PM: Well I think Liza put it very well. It is that kind of approach where you think you know something about a subject but you don't really pursue it in any great shape of form. And as she said, ageism is perhaps one of the biggest prejudices now. I mean, look at Nicholas Parsons, there he is, one of the few men alive who can remember the old Queen. And I'm not of course referring to the present incumbent on the throne, Elizabeth the second, I mean the First...


NP: Clement Freud challenged.

CF: He repeated she said. Quite a long time ago!

NP: In another round?

CF: No, no! He really did! I didn't want to speak about it for a long time!

NP: I think this is a Freud bluff, isn't it?

CF: No! No it really was.

NP: All right Clement, you have the subject, you have six seconds starting now.

CF: Pride And Prejudice is a book known to many people in this audience at the Drill Hall.



LT: Oooohhh!

PM: There was a gap where my buzzer was heard!

NP: Paul, your buzzer came in before the whistle.

PM: I think we heard Clement, buzz, whistle! Hesitation.

NP: There was hesitation there Paul, so you got in with half a second to go, no actually one second to go on prejudice starting now.

PM: It's terrible!


NP: So as I said that was to be the last round so let me give you the final situation here. Very fair. Liza Tarbuck, Wendy Richard and Clement Freud all equal, all finished up equal in second place. Wasn't that lovely! They all got the same number of points! They all gave their usual good value! But about seven or eight points ahead of them was Paul Merton, so we say Paul, you're the winner this week! It only remains for me to say thank you to these four intrepid and delightful players of the game, Paul Merton, Wendy Richard, Liza Tarbuck and Clement Freud. Also thank Janet Staplehurst who helped me keep the score, she's blown her whistle so delicately and delightfully. We thank our producer-director, who is Claire Jones. We are indebted to Ian Messiter who created this game. And we are also very grateful to this lovely audience here in the Drill Hall near the West End of London who have I hope, enjoyed themselves, but they've certainly cheered us on our way magnificently.
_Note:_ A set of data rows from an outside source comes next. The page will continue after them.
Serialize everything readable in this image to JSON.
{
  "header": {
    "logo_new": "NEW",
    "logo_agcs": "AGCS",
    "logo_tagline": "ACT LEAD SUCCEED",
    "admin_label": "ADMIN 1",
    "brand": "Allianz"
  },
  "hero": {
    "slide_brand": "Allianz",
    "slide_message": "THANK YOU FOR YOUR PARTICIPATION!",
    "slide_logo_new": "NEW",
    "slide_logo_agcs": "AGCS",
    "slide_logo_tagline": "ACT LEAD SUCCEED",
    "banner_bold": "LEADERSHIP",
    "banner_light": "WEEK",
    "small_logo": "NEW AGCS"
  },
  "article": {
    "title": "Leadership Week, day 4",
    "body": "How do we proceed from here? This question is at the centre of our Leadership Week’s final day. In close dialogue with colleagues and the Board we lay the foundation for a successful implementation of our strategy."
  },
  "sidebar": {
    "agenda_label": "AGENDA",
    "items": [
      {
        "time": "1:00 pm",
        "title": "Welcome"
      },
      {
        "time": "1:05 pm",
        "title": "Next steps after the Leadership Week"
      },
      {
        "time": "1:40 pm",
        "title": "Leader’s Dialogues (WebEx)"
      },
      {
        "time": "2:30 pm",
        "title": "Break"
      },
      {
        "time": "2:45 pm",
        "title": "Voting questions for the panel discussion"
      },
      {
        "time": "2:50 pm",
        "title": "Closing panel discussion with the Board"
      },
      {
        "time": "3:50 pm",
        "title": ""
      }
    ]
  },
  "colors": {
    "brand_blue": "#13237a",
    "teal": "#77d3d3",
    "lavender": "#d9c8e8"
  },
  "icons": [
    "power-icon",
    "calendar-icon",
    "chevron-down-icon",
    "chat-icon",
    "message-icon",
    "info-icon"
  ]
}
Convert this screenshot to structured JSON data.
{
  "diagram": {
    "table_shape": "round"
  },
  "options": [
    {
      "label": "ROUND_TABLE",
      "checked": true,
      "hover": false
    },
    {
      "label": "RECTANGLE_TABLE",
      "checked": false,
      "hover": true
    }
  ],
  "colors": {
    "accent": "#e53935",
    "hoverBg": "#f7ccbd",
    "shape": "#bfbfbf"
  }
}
From me Nicholas Parsons, from our audience, from our panel, tune in the next time we play Just A Minute!